■ **EXERCISE DESCRIPTION**
In the following material, identify every line holding the string "username" and return it.
---------- SUPPLIED DATA ----------
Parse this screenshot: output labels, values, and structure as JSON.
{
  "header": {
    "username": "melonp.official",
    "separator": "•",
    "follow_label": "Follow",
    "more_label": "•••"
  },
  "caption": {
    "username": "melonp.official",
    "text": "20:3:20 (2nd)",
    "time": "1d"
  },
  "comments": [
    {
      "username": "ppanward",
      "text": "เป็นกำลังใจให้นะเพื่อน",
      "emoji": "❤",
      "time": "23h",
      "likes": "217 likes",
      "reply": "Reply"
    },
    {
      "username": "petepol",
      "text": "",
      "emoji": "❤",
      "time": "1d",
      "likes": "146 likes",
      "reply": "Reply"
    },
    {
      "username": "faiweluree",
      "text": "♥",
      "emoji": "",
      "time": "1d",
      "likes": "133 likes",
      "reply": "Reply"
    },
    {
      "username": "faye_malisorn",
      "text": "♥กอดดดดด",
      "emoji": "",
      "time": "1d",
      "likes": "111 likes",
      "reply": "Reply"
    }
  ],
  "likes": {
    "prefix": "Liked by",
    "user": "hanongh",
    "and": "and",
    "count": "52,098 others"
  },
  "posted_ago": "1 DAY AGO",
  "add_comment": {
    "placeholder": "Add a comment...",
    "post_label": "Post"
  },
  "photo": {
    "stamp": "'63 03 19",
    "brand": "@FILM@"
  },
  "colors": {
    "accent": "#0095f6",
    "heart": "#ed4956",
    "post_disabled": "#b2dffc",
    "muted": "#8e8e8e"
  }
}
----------
■ **WRITTEN RESPONSE**
    "username": "melonp.official",
    "username": "melonp.official",
      "username": "ppanward",
      "username": "petepol",
      "username": "faiweluree",
      "username": "faye_malisorn",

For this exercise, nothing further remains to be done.